A study overseen by the National Prescribing Service in 2012 indicated that almost half of Australians aged 50 plus take at least five drugs or supplements on a typical day, with one third of women over 75 years of age taking 10 or more different medications per day.
This many medications can be a major source of stress for both older Australians and the carers who assist in ensuring that the right medications are taken in the prescribed amounts, at the correct times each day.
As we get older, vision problems, cognitive impairment and confusion can make it difficult to remember which medications to take and when. This can affect all of us, and it is important that strategies are used in order to avoid being one of these hospital statistics. These six tips can help you manage your medication in a safe and effective manner:
1. The safest way to manage medications is to ask your pharmacist to provide the medications in a blister pack rather than individual bottles and packaging. To avoid errors, the pack provides medications in pockets, which clearly indicate the day and the times per day, it should be taken.
2. If blister packs are not possible, it is critical to get organised. Buying a pillbox or medication organiser from the chemist can assist. If there is more than one person in the home, don’t store everyone’s medication in the same place. Have separate storage places to reduce the chance of taking someone else’s medications. Some people put their daytime medications in a different coloured box to their nighttime medications.
3. Missed and doubled doses are the cause of most medication errors. It is important that you create a system which helps you take the right medications at the right time each day. Some people use calendars and mark off when they have taken medications, others set alarms or have written reminders around the house. It can also help to include taking medication in your daily routine (i.e. before you brush your teeth, etc.). Additionally, there is great technology which you can program to remind you to take medications. Personal alarm technology now has functionality to program up to six medication reminders per day. There are smartphone and tablet apps which can assist with reminders. Call Lifelink on 1300 851 771 for more information on medication reminders or mobile phone apps.
4. Keep a list of your current medications. Whether you trust your memory or not, keeping a list of your medications, including non-prescription medications, vitamins and supplements is an effective tool. Next to each medication, note the name, date started, the doctor or health professional who prescribed the medication, dosage and any specific instructions given. It’s also worthwhile including any allergies of which you are aware. It is ideal to keep this in your purse or wallet and keep it up to date. This can be used at doctors’ appointments, hospital stays or any other interaction you may have with health professionals.

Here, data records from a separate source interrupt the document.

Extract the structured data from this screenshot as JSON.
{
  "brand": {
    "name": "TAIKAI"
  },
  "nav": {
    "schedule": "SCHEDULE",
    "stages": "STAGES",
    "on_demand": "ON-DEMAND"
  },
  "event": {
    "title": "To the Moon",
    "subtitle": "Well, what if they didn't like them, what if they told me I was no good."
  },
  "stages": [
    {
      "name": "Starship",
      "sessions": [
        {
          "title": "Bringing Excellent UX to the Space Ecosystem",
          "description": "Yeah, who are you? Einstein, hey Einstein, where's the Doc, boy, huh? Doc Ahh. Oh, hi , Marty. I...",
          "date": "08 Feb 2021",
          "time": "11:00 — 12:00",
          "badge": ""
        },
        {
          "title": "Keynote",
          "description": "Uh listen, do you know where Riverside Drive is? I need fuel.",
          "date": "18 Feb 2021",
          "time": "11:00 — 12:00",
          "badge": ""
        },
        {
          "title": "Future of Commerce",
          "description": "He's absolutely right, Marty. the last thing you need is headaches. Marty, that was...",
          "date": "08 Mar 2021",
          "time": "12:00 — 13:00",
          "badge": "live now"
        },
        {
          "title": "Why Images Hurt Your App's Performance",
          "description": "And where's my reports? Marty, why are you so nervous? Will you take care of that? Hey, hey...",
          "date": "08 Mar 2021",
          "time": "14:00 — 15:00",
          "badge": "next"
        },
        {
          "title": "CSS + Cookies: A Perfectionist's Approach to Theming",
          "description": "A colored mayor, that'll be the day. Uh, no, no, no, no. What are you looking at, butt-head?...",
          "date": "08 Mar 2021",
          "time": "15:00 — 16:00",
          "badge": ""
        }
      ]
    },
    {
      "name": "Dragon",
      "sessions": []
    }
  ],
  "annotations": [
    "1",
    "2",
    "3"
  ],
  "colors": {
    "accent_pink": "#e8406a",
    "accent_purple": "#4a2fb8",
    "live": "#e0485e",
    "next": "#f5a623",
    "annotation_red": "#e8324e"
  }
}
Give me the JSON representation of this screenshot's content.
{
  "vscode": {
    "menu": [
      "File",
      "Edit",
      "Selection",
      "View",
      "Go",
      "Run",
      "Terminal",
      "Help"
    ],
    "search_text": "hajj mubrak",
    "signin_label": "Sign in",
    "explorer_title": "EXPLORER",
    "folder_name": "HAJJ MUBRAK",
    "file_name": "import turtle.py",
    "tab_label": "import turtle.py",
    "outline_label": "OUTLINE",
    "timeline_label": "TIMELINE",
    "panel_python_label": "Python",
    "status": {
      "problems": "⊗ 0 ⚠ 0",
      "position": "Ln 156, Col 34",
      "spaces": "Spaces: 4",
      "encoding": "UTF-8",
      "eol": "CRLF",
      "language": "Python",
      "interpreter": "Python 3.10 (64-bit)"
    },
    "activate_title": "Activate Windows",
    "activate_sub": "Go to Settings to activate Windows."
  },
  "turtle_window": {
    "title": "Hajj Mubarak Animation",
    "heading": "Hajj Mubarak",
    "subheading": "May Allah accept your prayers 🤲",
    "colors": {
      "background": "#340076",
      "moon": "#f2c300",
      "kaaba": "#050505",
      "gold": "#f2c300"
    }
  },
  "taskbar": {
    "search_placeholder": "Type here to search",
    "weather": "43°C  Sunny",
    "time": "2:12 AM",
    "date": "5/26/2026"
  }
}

5. It is important to keep track of side effects and let your doctor know immediately about any unexpected symptoms or changes in the way you feel. Examples include dizziness and drowsiness which could lead to a fall; stomach upset, diarrhoea or constipation; blurred vision; dry mouth; and fatigue/lack of energy. Know what to expect, how long the side effects may last, what to do when they occur, and when to contact your doctor.
6. And then there are the obvious dos and don’ts. Don’t take another person’s medications, don’t take expired medications, don’t skip doses and do store medications as directed. It is also really important, at least once a year, to take all your medications to the doctor to review. This includes any vitamins, dietary supplements and herbals.
Make sure your pharmacist and doctors’ phone numbers are handy. One mistake could cost you a hospital visit, so if you any questions at all, or are concerned; it is worth the phone call.